According to Radio Havana, Castro denied that the food purchase was a "political move on Cuba's part." He described it as "a polite response to a friendly offer of aid" from the United States government in the wake of a devastating hurricane.
Castro also said future food purchases from the United States depend entirely on the attitude of the Bush administration.
Castro has long complained about the economic embargo the U.S. imposed on Cuba following the 1959 revolution that brought Castro to power. The delivery of American food to Cuba last weekend marked the first such transaction in over four decades.
Several American companies sold food to Cuba as part of a goodwill gesture, to help the communist nation recover from the devastation inflicted by Hurricane Michelle in November. The food shipment arrived in Havana last weekend.
Radio Havana quoted Castro as saying that the estimated $35 million purchase represents only 4 percent of the foodstuffs that Cuba acquires, mostly from other countries.
Congress passed a law last year allowing food and medicine sales to Cuba. But there's a catch. Cuba has to pay cash for those purchases, and it cannot obtain the financing it needs from U.S. sources. That essentially prevents Castro from buying U.S. food in most cases.
Castro left the door open to buying additional U.S. food shipments, saying, "Cuba will always politely respond to a friendly gesture, and will not respond crassly to a gross gesture."
Castro added that the recent food purchase has not created any illusions in Cuba that the U.S. economic embargo will be lifted.

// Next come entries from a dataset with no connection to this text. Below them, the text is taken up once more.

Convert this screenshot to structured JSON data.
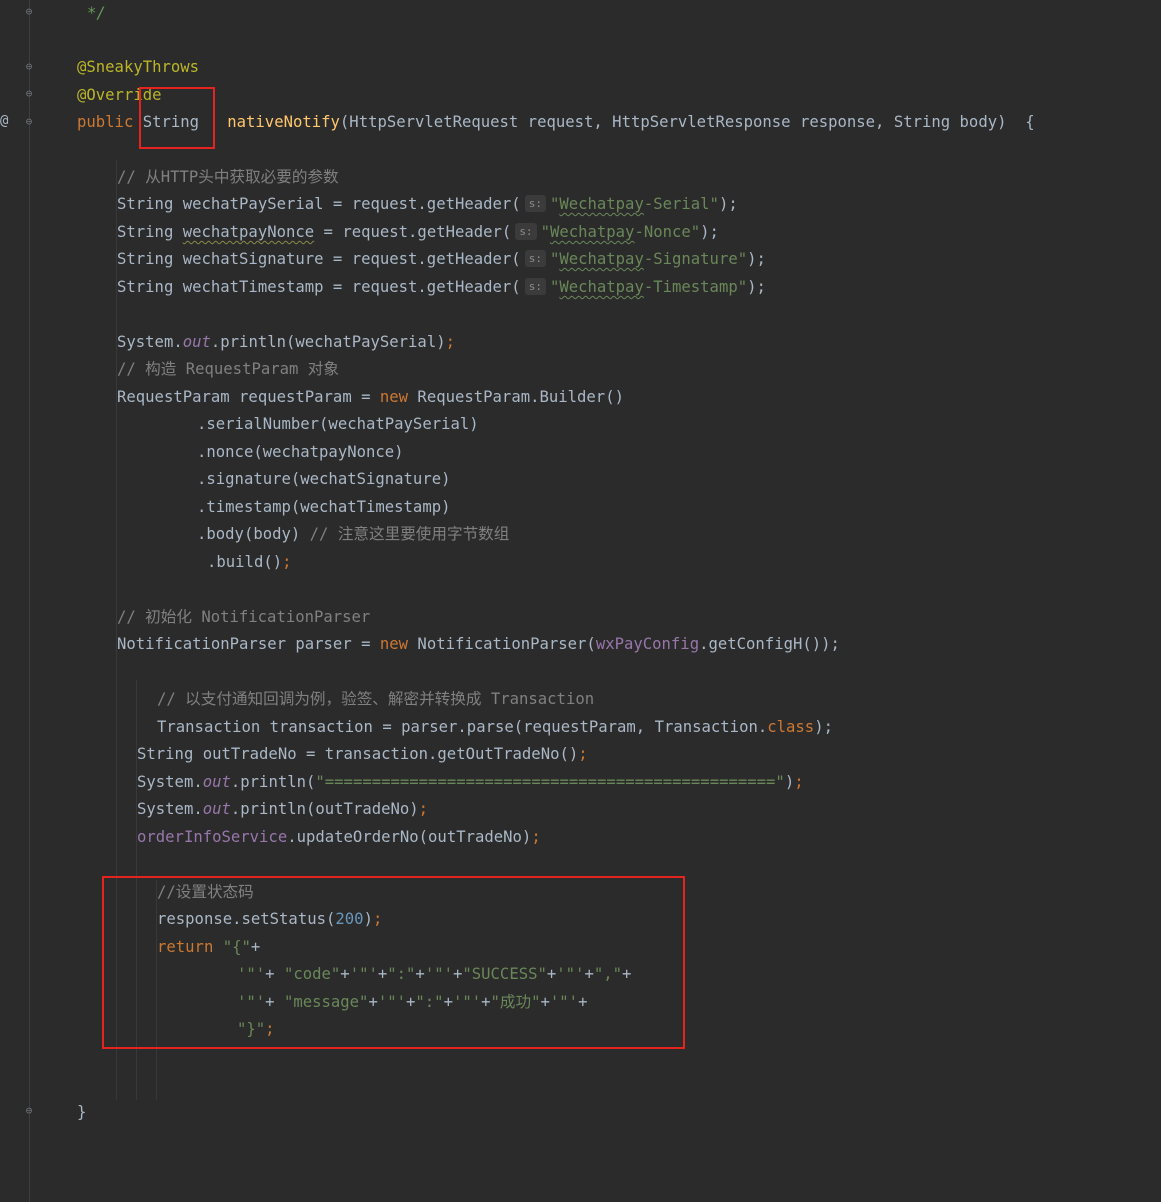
{
  "editor": {
    "language": "Java",
    "theme_colors": {
      "background": "#2b2b2b",
      "keyword": "#cc7832",
      "string": "#6a8759",
      "comment": "#808080",
      "annotation": "#bbb529",
      "method_decl": "#ffc66d",
      "field": "#9876aa",
      "number": "#6897bb",
      "highlight_box": "#e5231f"
    },
    "param_hint_label": "s:",
    "lines": {
      "doc_end": "*/",
      "ann_sneaky": "@SneakyThrows",
      "ann_override": "@Override",
      "sig_public": "public",
      "sig_string": "String",
      "sig_method": "nativeNotify",
      "sig_params": "(HttpServletRequest request, HttpServletResponse response, String body)  {",
      "c_get_headers": "// 从HTTP头中获取必要的参数",
      "serial_pre": "String wechatPaySerial = request.getHeader(",
      "serial_str_a": "\"",
      "serial_str_b": "Wechatpay",
      "serial_str_c": "-Serial\"",
      "serial_end": ");",
      "nonce_pre_a": "String ",
      "nonce_var": "wechatpayNonce",
      "nonce_pre_b": " = request.getHeader(",
      "nonce_str_a": "\"",
      "nonce_str_b": "Wechatpay",
      "nonce_str_c": "-Nonce\"",
      "nonce_end": ");",
      "sig_pre": "String wechatSignature = request.getHeader(",
      "sig_str_a": "\"",
      "sig_str_b": "Wechatpay",
      "sig_str_c": "-Signature\"",
      "sig_end": ");",
      "ts_pre": "String wechatTimestamp = request.getHeader(",
      "ts_str_a": "\"",
      "ts_str_b": "Wechatpay",
      "ts_str_c": "-Timestamp\"",
      "ts_end": ");",
      "print1_a": "System.",
      "print1_out": "out",
      "print1_b": ".println(wechatPaySerial)",
      "semicolon": ";",
      "c_build_param": "// 构造 RequestParam 对象",
      "rp_a": "RequestParam requestParam = ",
      "rp_new": "new",
      "rp_b": " RequestParam.Builder()",
      "b_serial": ".serialNumber(wechatPaySerial)",
      "b_nonce": ".nonce(wechatpayNonce)",
      "b_signature": ".signature(wechatSignature)",
      "b_timestamp": ".timestamp(wechatTimestamp)",
      "b_body": ".body(body) ",
      "b_body_cmt": "// 注意这里要使用字节数组",
      "b_build": ".build()",
      "c_init_parser": "// 初始化 NotificationParser",
      "np_a": "NotificationParser parser = ",
      "np_new": "new",
      "np_b": " NotificationParser(",
      "np_cfg": "wxPayConfig",
      "np_c": ".getConfigH());",
      "c_verify": "// 以支付通知回调为例，验签、解密并转换成 Transaction",
      "tx_a": "Transaction transaction = parser.parse(requestParam, Transaction.",
      "tx_class": "class",
      "tx_end": ");",
      "otn": "String outTradeNo = transaction.getOutTradeNo()",
      "print2_a": "System.",
      "print2_out": "out",
      "print2_b": ".println(",
      "print2_str": "\"================================================\"",
      "print2_end": ")",
      "print3_a": "System.",
      "print3_out": "out",
      "print3_b": ".println(outTradeNo)",
      "upd_svc": "orderInfoService",
      "upd_b": ".updateOrderNo(outTradeNo)",
      "c_status": "//设置状态码",
      "st_a": "response.setStatus(",
      "st_num": "200",
      "st_b": ")",
      "ret_kw": "return",
      "ret_str": " \"{\"",
      "ret_plus": "+",
      "r1_s1": "'\"'",
      "r1_p1": "+ ",
      "r1_s2": "\"code\"",
      "r1_p2": "+",
      "r1_s3": "'\"'",
      "r1_p3": "+",
      "r1_s4": "\":\"",
      "r1_p4": "+",
      "r1_s5": "'\"'",
      "r1_p5": "+",
      "r1_s6": "\"SUCCESS\"",
      "r1_p6": "+",
      "r1_s7": "'\"'",
      "r1_p7": "+",
      "r1_s8": "\",\"",
      "r1_p8": "+",
      "r2_s1": "'\"'",
      "r2_p1": "+ ",
      "r2_s2": "\"message\"",
      "r2_p2": "+",
      "r2_s3": "'\"'",
      "r2_p3": "+",
      "r2_s4": "\":\"",
      "r2_p4": "+",
      "r2_s5": "'\"'",
      "r2_p5": "+",
      "r2_s6": "\"成功\"",
      "r2_p6": "+",
      "r2_s7": "'\"'",
      "r2_p7": "+",
      "r3_str": "\"}\"",
      "r3_end": ";",
      "close_brace": "}"
    },
    "gutter_marker": "@"
  }
}
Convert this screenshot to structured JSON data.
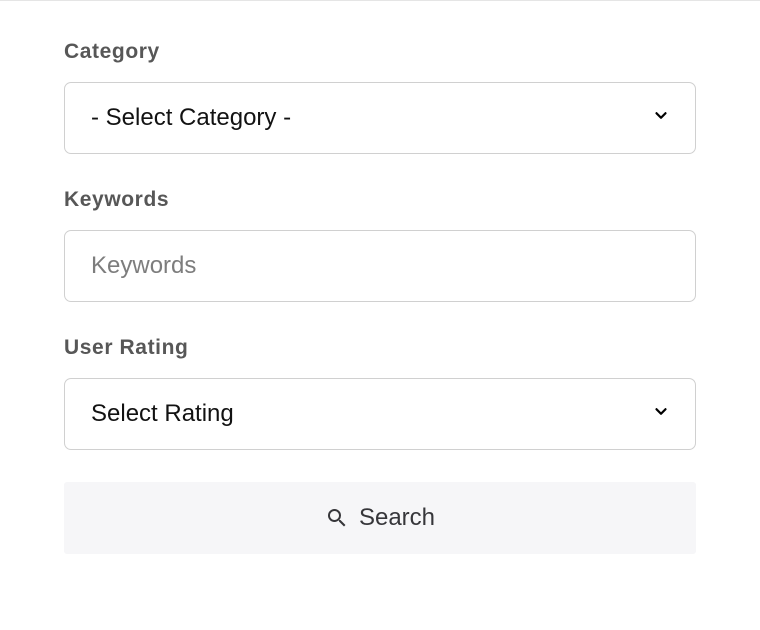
{
  "form": {
    "category": {
      "label": "Category",
      "selected": "- Select Category -"
    },
    "keywords": {
      "label": "Keywords",
      "placeholder": "Keywords",
      "value": ""
    },
    "rating": {
      "label": "User Rating",
      "selected": "Select Rating"
    },
    "search_button": {
      "label": "Search"
    }
  }
}
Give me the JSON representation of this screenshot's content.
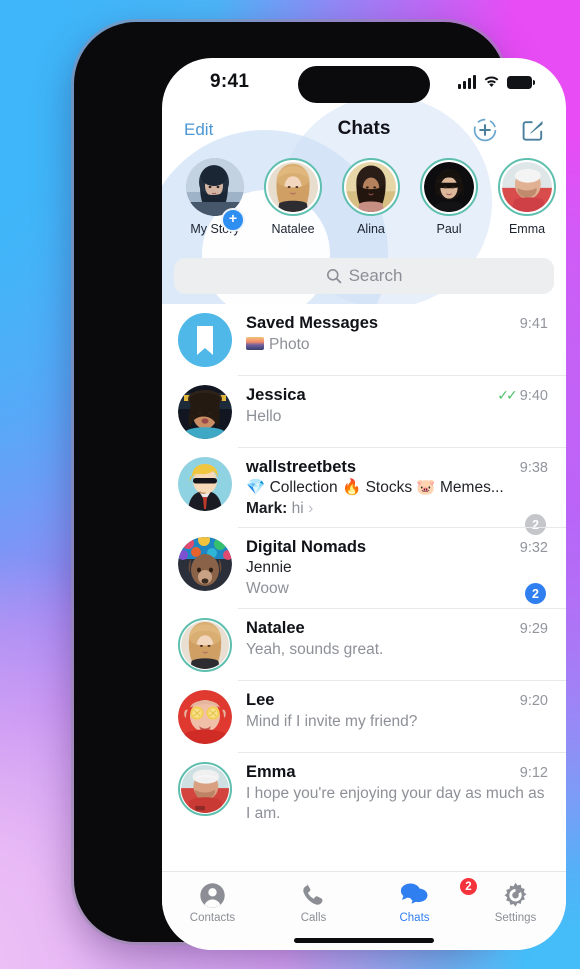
{
  "status_bar": {
    "time": "9:41",
    "signal_icon": "cellular-bars-icon",
    "wifi_icon": "wifi-icon",
    "battery_icon": "battery-icon"
  },
  "nav_bar": {
    "edit_label": "Edit",
    "title": "Chats",
    "add_contact_icon": "add-contact-icon",
    "compose_icon": "compose-icon"
  },
  "stories": [
    {
      "name": "My Story",
      "type": "own",
      "add_badge": "+"
    },
    {
      "name": "Natalee",
      "type": "unseen"
    },
    {
      "name": "Alina",
      "type": "unseen"
    },
    {
      "name": "Paul",
      "type": "unseen"
    },
    {
      "name": "Emma",
      "type": "unseen"
    }
  ],
  "search": {
    "placeholder": "Search",
    "icon": "search-icon"
  },
  "chats": [
    {
      "name": "Saved Messages",
      "time": "9:41",
      "preview": "Photo",
      "has_photo_chip": true,
      "avatar": "saved-messages-bookmark",
      "badge": "",
      "badge_style": "none",
      "read_ticks": false,
      "ring": false
    },
    {
      "name": "Jessica",
      "time": "9:40",
      "preview": "Hello",
      "has_photo_chip": false,
      "avatar": "photo-jessica",
      "badge": "",
      "badge_style": "none",
      "read_ticks": true,
      "ring": false
    },
    {
      "name": "wallstreetbets",
      "time": "9:38",
      "preview": "💎 Collection 🔥 Stocks 🐷 Memes...",
      "sender_line": "Mark:",
      "sender_msg": "hi",
      "has_photo_chip": false,
      "avatar": "photo-wallstreetbets",
      "badge": "2",
      "badge_style": "muted",
      "read_ticks": false,
      "ring": false
    },
    {
      "name": "Digital Nomads",
      "time": "9:32",
      "preview": "Jennie",
      "second_line": "Woow",
      "has_photo_chip": false,
      "avatar": "photo-digital-nomads",
      "badge": "2",
      "badge_style": "active",
      "read_ticks": false,
      "ring": false
    },
    {
      "name": "Natalee",
      "time": "9:29",
      "preview": "Yeah, sounds great.",
      "has_photo_chip": false,
      "avatar": "photo-natalee",
      "badge": "",
      "badge_style": "none",
      "read_ticks": false,
      "ring": true
    },
    {
      "name": "Lee",
      "time": "9:20",
      "preview": "Mind if I invite my friend?",
      "has_photo_chip": false,
      "avatar": "photo-lee",
      "badge": "",
      "badge_style": "none",
      "read_ticks": false,
      "ring": false
    },
    {
      "name": "Emma",
      "time": "9:12",
      "preview": "I hope you're enjoying your day as much as I am.",
      "has_photo_chip": false,
      "avatar": "photo-emma",
      "badge": "",
      "badge_style": "none",
      "read_ticks": false,
      "ring": true
    }
  ],
  "tab_bar": {
    "tabs": [
      {
        "label": "Contacts",
        "icon": "contacts-icon",
        "active": false,
        "badge": ""
      },
      {
        "label": "Calls",
        "icon": "phone-icon",
        "active": false,
        "badge": ""
      },
      {
        "label": "Chats",
        "icon": "chats-icon",
        "active": true,
        "badge": "2"
      },
      {
        "label": "Settings",
        "icon": "gear-icon",
        "active": false,
        "badge": ""
      }
    ]
  },
  "colors": {
    "accent_blue": "#2f7ff0",
    "link_blue": "#4b96d4",
    "story_ring_green": "#5fbfae",
    "badge_red": "#f4333d",
    "badge_muted": "#c4c6ca",
    "read_tick_green": "#4cc26a",
    "saved_messages_blue": "#4fb8e8"
  }
}
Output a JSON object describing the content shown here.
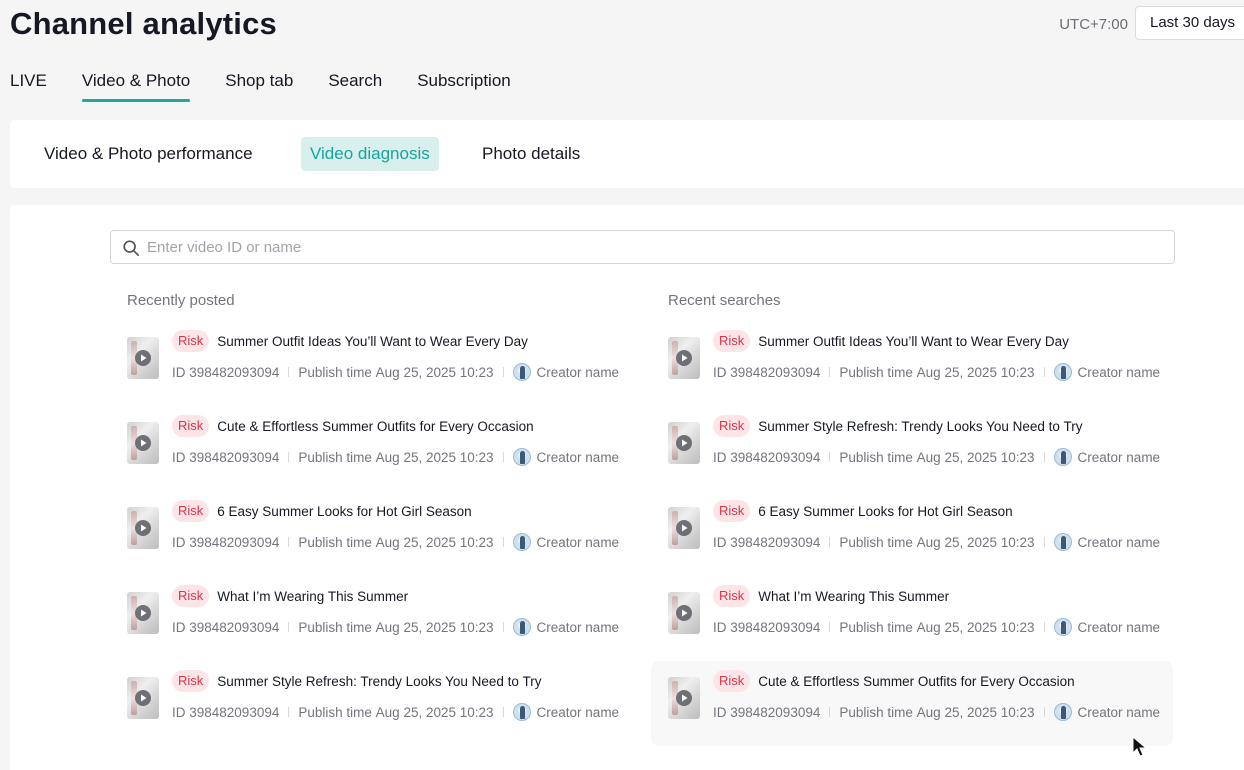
{
  "header": {
    "title": "Channel analytics",
    "timezone": "UTC+7:00",
    "date_range": "Last 30 days"
  },
  "main_tabs": [
    {
      "label": "LIVE",
      "active": false
    },
    {
      "label": "Video & Photo",
      "active": true
    },
    {
      "label": "Shop tab",
      "active": false
    },
    {
      "label": "Search",
      "active": false
    },
    {
      "label": "Subscription",
      "active": false
    }
  ],
  "sub_tabs": [
    {
      "label": "Video & Photo performance",
      "active": false
    },
    {
      "label": "Video diagnosis",
      "active": true
    },
    {
      "label": "Photo details",
      "active": false
    }
  ],
  "search": {
    "placeholder": "Enter video ID or name",
    "value": ""
  },
  "recently_posted": {
    "title": "Recently posted",
    "items": [
      {
        "badge": "Risk",
        "title": "Summer Outfit Ideas You’ll Want to Wear Every Day",
        "id": "ID 398482093094",
        "publish_label": "Publish time",
        "publish_time": "Aug 25, 2025 10:23",
        "creator": "Creator name"
      },
      {
        "badge": "Risk",
        "title": "Cute & Effortless Summer Outfits for Every Occasion",
        "id": "ID 398482093094",
        "publish_label": "Publish time",
        "publish_time": "Aug 25, 2025 10:23",
        "creator": "Creator name"
      },
      {
        "badge": "Risk",
        "title": "6 Easy Summer Looks for Hot Girl Season",
        "id": "ID 398482093094",
        "publish_label": "Publish time",
        "publish_time": "Aug 25, 2025 10:23",
        "creator": "Creator name"
      },
      {
        "badge": "Risk",
        "title": "What I’m Wearing This Summer",
        "id": "ID 398482093094",
        "publish_label": "Publish time",
        "publish_time": "Aug 25, 2025 10:23",
        "creator": "Creator name"
      },
      {
        "badge": "Risk",
        "title": "Summer Style Refresh: Trendy Looks You Need to Try",
        "id": "ID 398482093094",
        "publish_label": "Publish time",
        "publish_time": "Aug 25, 2025 10:23",
        "creator": "Creator name"
      }
    ]
  },
  "recent_searches": {
    "title": "Recent searches",
    "items": [
      {
        "badge": "Risk",
        "title": "Summer Outfit Ideas You’ll Want to Wear Every Day",
        "id": "ID 398482093094",
        "publish_label": "Publish time",
        "publish_time": "Aug 25, 2025 10:23",
        "creator": "Creator name"
      },
      {
        "badge": "Risk",
        "title": "Summer Style Refresh: Trendy Looks You Need to Try",
        "id": "ID 398482093094",
        "publish_label": "Publish time",
        "publish_time": "Aug 25, 2025 10:23",
        "creator": "Creator name"
      },
      {
        "badge": "Risk",
        "title": "6 Easy Summer Looks for Hot Girl Season",
        "id": "ID 398482093094",
        "publish_label": "Publish time",
        "publish_time": "Aug 25, 2025 10:23",
        "creator": "Creator name"
      },
      {
        "badge": "Risk",
        "title": "What I’m Wearing This Summer",
        "id": "ID 398482093094",
        "publish_label": "Publish time",
        "publish_time": "Aug 25, 2025 10:23",
        "creator": "Creator name"
      },
      {
        "badge": "Risk",
        "title": "Cute & Effortless Summer Outfits for Every Occasion",
        "id": "ID 398482093094",
        "publish_label": "Publish time",
        "publish_time": "Aug 25, 2025 10:23",
        "creator": "Creator name"
      }
    ]
  },
  "colors": {
    "accent": "#1fa8a0",
    "accent_bg": "#d8efee",
    "risk_text": "#d8354a",
    "risk_bg": "#fde4e6"
  },
  "icons": {
    "search": "search-icon",
    "play": "play-icon",
    "avatar": "avatar",
    "cursor": "cursor-icon"
  }
}
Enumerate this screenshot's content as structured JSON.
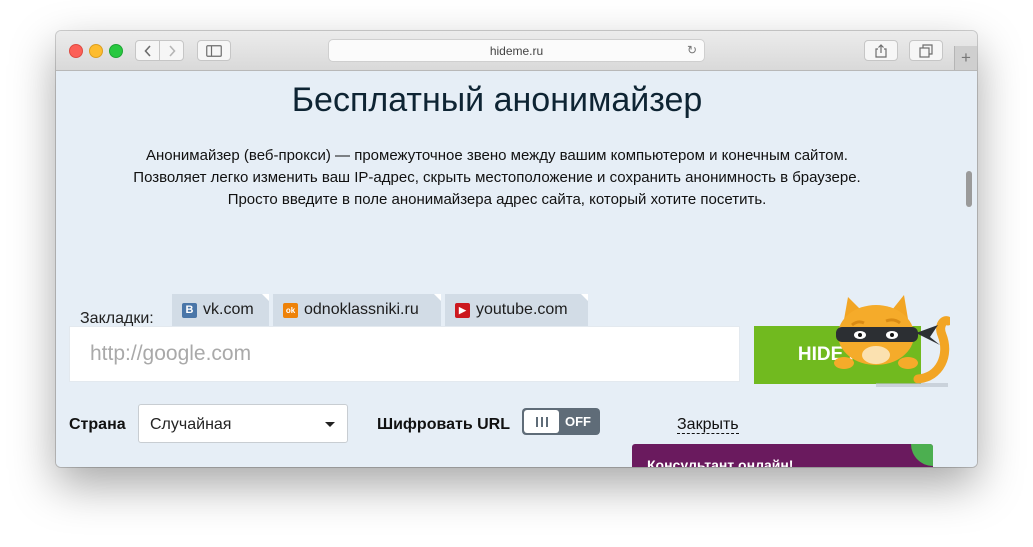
{
  "browser": {
    "url": "hideme.ru",
    "reload_glyph": "↻",
    "new_tab_glyph": "+",
    "icons": {
      "back": "chevron-left-icon",
      "forward": "chevron-right-icon",
      "sidebar": "sidebar-icon",
      "share": "share-icon",
      "tabs": "tabs-icon"
    }
  },
  "page": {
    "title": "Бесплатный анонимайзер",
    "description_lines": [
      "Анонимайзер (веб-прокси) — промежуточное звено между вашим компьютером и конечным сайтом.",
      "Позволяет легко изменить ваш IP-адрес, скрыть местоположение и сохранить анонимность в браузере.",
      "Просто введите в поле анонимайзера адрес сайта, который хотите посетить."
    ],
    "bookmarks": {
      "label": "Закладки:",
      "items": [
        {
          "label": "vk.com",
          "icon_text": "В",
          "color": "#4a76a8"
        },
        {
          "label": "odnoklassniki.ru",
          "icon_text": "ok",
          "color": "#ee8208"
        },
        {
          "label": "youtube.com",
          "icon_text": "▶",
          "color": "#cc181e"
        }
      ]
    },
    "search": {
      "placeholder": "http://google.com",
      "value": ""
    },
    "hide_button": "HIDE ME",
    "country": {
      "label": "Страна",
      "selected": "Случайная"
    },
    "encrypt": {
      "label": "Шифровать URL",
      "state": "OFF"
    },
    "close_link": "Закрыть",
    "consultant": "Консультант онлайн!"
  },
  "colors": {
    "accent_green": "#71ba1f",
    "consultant_purple": "#6a1a5e",
    "page_bg": "#e6eef6",
    "toggle_bg": "#5f6c78"
  }
}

And certainly the Bush administration has given him no reason to think that the embargo will end.
President Bush, according to White House spokesman Ari Fleischer, remains opposed to lifting the economic embargo against the communist run nation.
"The president's solution remains unchanged on maintaining the sanctions against Cuba until it is free and until democratic elections are held," said Fleischer.
Earlier this week, Larry Cunningham, an executive with Archer Daniels Midland said he had the opportunity to "talk turkey" with Castro about future food purchases.
"The people of Cuba have a need to import food and for the foreseeable future will need to supplement their food supply with imports," Cunningham told Radio Havana.
"So, it's a winning opportunity for both the Cuban people who need the food and for the American people who need the business," said Cunningham, who is among those supporting U.S. food sales to Cuba.